:: EXERCISE DATA

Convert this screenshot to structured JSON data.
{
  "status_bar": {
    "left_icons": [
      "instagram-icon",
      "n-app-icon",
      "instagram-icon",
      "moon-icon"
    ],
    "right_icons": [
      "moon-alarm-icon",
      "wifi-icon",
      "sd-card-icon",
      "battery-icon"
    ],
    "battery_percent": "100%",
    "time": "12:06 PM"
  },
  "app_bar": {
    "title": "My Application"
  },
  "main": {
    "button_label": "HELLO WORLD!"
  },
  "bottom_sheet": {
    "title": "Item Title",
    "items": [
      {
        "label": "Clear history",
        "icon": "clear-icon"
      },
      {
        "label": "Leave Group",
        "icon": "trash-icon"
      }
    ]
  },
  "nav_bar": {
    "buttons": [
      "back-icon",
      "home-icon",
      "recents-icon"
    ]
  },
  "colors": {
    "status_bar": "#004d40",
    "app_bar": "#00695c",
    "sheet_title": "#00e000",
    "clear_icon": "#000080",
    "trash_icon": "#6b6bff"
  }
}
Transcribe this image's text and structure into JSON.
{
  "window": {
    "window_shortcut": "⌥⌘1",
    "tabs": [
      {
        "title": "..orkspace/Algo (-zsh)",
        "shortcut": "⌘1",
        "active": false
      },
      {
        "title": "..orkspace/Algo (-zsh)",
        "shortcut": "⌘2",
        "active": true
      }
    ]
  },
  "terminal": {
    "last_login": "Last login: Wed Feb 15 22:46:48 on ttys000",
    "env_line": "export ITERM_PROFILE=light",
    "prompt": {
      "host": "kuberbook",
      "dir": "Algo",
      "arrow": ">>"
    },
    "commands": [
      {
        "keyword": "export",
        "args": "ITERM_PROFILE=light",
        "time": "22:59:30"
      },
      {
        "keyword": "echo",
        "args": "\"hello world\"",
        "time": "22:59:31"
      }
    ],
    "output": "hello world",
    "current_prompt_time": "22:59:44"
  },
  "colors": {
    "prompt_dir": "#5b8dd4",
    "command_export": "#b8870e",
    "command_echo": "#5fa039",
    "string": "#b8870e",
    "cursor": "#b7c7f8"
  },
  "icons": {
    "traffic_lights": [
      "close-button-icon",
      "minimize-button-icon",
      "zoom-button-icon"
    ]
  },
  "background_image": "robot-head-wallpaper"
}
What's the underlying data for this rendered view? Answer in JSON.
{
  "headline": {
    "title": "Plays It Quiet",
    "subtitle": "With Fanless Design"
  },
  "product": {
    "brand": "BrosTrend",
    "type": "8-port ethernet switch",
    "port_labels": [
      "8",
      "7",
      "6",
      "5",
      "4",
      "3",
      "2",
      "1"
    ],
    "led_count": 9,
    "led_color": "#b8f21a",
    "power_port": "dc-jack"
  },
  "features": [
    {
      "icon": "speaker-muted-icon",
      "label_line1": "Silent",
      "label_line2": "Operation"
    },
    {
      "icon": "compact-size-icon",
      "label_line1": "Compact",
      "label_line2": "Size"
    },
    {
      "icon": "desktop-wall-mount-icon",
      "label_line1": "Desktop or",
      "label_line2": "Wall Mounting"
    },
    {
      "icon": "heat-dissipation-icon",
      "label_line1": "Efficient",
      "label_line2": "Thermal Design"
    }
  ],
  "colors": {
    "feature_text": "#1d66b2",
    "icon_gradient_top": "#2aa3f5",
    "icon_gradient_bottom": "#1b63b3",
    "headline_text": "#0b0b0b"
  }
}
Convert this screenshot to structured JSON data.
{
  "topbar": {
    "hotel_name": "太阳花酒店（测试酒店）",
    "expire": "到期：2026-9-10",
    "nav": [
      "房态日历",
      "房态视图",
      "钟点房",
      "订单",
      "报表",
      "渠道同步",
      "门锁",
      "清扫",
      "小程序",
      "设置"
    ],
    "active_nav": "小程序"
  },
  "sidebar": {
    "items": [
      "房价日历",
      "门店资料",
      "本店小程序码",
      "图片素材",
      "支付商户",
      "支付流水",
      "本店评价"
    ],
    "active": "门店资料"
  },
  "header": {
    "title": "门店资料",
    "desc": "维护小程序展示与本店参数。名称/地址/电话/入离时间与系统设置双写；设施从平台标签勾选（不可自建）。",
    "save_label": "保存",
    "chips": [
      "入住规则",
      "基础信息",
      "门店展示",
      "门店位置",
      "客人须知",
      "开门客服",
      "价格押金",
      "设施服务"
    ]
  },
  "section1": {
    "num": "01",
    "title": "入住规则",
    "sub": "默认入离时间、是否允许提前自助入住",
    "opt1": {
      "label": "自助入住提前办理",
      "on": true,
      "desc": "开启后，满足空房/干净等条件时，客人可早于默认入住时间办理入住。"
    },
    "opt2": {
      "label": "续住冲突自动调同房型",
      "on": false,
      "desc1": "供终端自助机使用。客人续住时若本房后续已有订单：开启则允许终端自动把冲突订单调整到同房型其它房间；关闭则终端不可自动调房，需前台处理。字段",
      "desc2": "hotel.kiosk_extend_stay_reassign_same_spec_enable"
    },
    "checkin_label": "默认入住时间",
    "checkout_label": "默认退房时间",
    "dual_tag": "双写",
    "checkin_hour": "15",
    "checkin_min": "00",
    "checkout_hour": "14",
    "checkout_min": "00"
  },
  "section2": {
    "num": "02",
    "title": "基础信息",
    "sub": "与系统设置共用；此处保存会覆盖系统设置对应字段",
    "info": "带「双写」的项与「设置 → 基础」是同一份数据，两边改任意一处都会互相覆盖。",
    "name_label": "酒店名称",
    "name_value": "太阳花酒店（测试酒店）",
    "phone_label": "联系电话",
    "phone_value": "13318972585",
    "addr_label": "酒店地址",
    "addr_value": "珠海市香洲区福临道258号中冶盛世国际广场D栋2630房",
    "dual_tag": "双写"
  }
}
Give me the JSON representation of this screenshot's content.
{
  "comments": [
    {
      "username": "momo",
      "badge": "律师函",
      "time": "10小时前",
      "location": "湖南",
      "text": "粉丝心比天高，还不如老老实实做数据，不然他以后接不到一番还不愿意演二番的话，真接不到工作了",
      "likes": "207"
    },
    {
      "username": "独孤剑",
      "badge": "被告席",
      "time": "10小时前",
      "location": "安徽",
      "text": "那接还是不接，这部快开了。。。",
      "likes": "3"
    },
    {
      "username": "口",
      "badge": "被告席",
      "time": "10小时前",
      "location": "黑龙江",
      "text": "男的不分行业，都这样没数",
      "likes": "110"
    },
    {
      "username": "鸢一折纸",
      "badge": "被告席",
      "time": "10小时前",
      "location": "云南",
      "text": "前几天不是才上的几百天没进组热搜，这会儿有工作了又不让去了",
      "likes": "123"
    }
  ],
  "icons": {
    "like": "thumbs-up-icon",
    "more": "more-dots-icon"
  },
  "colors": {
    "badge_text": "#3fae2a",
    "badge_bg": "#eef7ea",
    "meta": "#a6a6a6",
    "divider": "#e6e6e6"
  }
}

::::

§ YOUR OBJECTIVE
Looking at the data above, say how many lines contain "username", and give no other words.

§ OUTPUT FOR THIS TASK
4